I read Friedman’s previous book, “The World is Flat,” and really liked it. The premise of the book was that innovations in technology have made it possible for more people to innovate and collaborate globally than at any time in the world’s history. My wife checked this book out from the library and let me read it. It took me nearly a month.
I’ve got really mixed feelings about this book. One, I’m not a huge fan of Friedman’s writing style. He can be repetitive. He can drag out his point. I fell asleep several times as I got to the last half of the book. Second, I don’t buy into the whole climate change, global warming hype. I think the problem is more local/regional (Beijing, China, which he brings up, is a prime example). The changes in climate have much more to do with solar activity than man-made carbon emissions. Just thirty years ago, climate scientists were convinced that the world was headed for an ice age. And a warmer planet may indeed be a better planet (crop yields, etc.). Plants thrive off carbon dioxide. Contrary to what most of the media says, the jury is still out on the climate change issue. Thus, I don’t agree that the world is necessarily “hot.”

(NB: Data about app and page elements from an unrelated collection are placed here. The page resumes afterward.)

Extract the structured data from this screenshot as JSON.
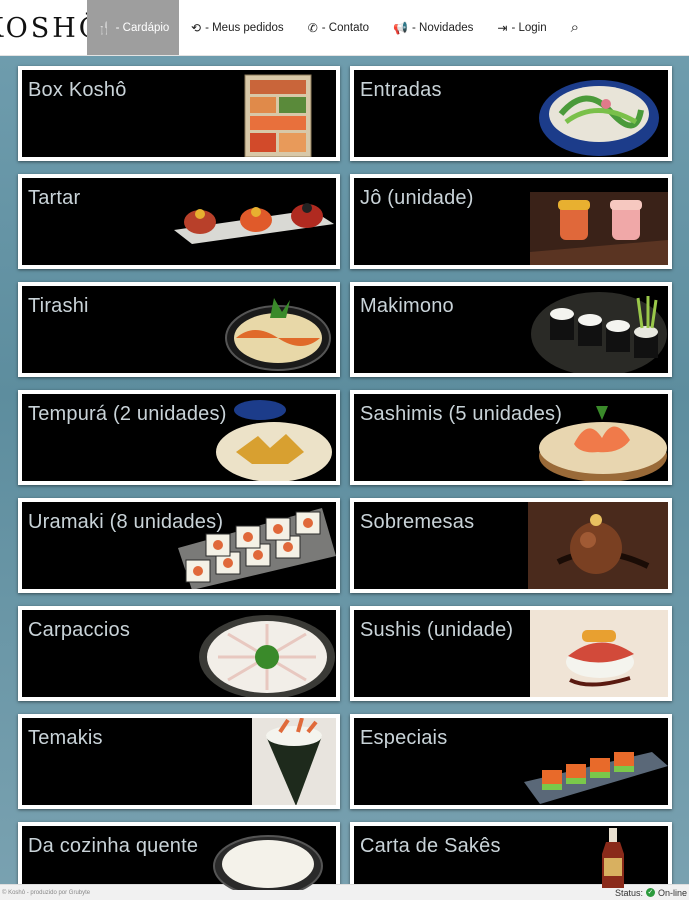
{
  "brand": {
    "logo_text": "KOSHŌ"
  },
  "nav": [
    {
      "icon": "utensils-icon",
      "glyph": "🍴",
      "label": "- Cardápio",
      "active": true
    },
    {
      "icon": "refresh-orders-icon",
      "glyph": "⟲",
      "label": "- Meus pedidos",
      "active": false
    },
    {
      "icon": "phone-icon",
      "glyph": "✆",
      "label": "- Contato",
      "active": false
    },
    {
      "icon": "megaphone-icon",
      "glyph": "📢",
      "label": "- Novidades",
      "active": false
    },
    {
      "icon": "login-icon",
      "glyph": "⇥",
      "label": "- Login",
      "active": false
    }
  ],
  "search": {
    "icon": "search-icon",
    "glyph": "⌕"
  },
  "categories": [
    {
      "name": "Box Koshô",
      "photo": "bento-box"
    },
    {
      "name": "Entradas",
      "photo": "salad-bowl"
    },
    {
      "name": "Tartar",
      "photo": "tartar-plate"
    },
    {
      "name": "Jô (unidade)",
      "photo": "jo-pieces"
    },
    {
      "name": "Tirashi",
      "photo": "tirashi-bowl"
    },
    {
      "name": "Makimono",
      "photo": "makimono-plate"
    },
    {
      "name": "Tempurá (2 unidades)",
      "photo": "tempura-plate"
    },
    {
      "name": "Sashimis (5 unidades)",
      "photo": "sashimi-board"
    },
    {
      "name": "Uramaki (8 unidades)",
      "photo": "uramaki-tray"
    },
    {
      "name": "Sobremesas",
      "photo": "chocolate-dessert"
    },
    {
      "name": "Carpaccios",
      "photo": "carpaccio-plate"
    },
    {
      "name": "Sushis (unidade)",
      "photo": "sushi-pieces"
    },
    {
      "name": "Temakis",
      "photo": "temaki-cone"
    },
    {
      "name": "Especiais",
      "photo": "especiais-plate"
    },
    {
      "name": "Da cozinha quente",
      "photo": "rice-bowl"
    },
    {
      "name": "Carta de Sakês",
      "photo": "sake-bottle"
    }
  ],
  "footer": {
    "credit": "© Koshô - produzido por Grubyte",
    "status_label": "Status:",
    "status_value": "On-line"
  }
}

I also don’t buy into his notion that the world is “crowded.” Yes, there are places in the world that are crowded. More people are moving to urban centers (cities) than at any time in history. This puts a strain on local resources and local governments. But in no way is the world overcrowded. You could put every man, woman, and child in the United States and give them all a 1/3 acre lot (a little smaller than my lot–and that’s a lot of room per person). Granted, that’s a huge simplification–there are issues of poverty, hunger, genocide, etc., that we must face. But just on the issue of population… the world is not “crowded.”
Those are minor issues, though, compared to my two main problems with Friedman’s book. First, citing Al Gore as a climate expert. Seriously? The man’s “carbon footprint” is way bigger than the average US citizen’s. Yeah, he buys those bogus “carbon credits,” but from one of his own companies. He took a climate course in college. He’s not an expert. Citing Gore as a climate expert is like the single woman telling mom’s how to raise their kids–both may know a few things, but neither really has a clue.
I also disagree with Friedman’s premise that the federal government is the only entity that can ensure a switch to renewable, clean energy. He correctly states that big oil and coal have reached deep into their pockets to keep their interests in Washington, DC. But I felt he didn’t give enough attention to an effort from the bottom up instead of the top down (he did give some). Most things the government attempts to do are massive financial black holes with poor results. Some regulation is good and needed, but government tends to over-regulate. I’m convinced only an effort from ordinary citizens putting pressure on politicians, utilities, etc., will ever bring about any change to renewable energy.
Having said that, there were some things I really liked about the book. Although I don’t agree with the whole climate change issue, I do agree that our dependence on fossil fuels is more akin to an addiction, and with the rise of India and China on the global playing field, there will be a much bigger demand for those fuels (there already is). These things will not last forever. The United States can certainly regain some clout in the world through pioneering in renewable energy innovation. It’s being talked about, but not seriously pursued at this point.
What I liked the most is Friedman’s assertion that there is no “green revolution” taking place in America. It’s more of a “green fad.” Magazines issuing green issues, public service announcements on TV, and lists of “20 Easy Things You Can Do to Save the Planet” isn’t a revolution. It’s an easy way to feel like you’ve done something when in reality you haven’t done a thing. It’s going to take a movement of ordinary people demanding changes in how energy is produced, distributed, and paid for and making real changes in their lives. Don’t talk about how green you are if you recycle water bottles and drive a “Flex Fuel” Chevy Suburban.
As you can tell, I found this book interesting (overall). It’s long, the writing is dull in many parts, and Friedman repeats himself and reveals that he’s dressing up as chicken little for Halloween by continually shouting “The sky is falling.” But it is worth a read no matter where you are on the political/environmental spectrums.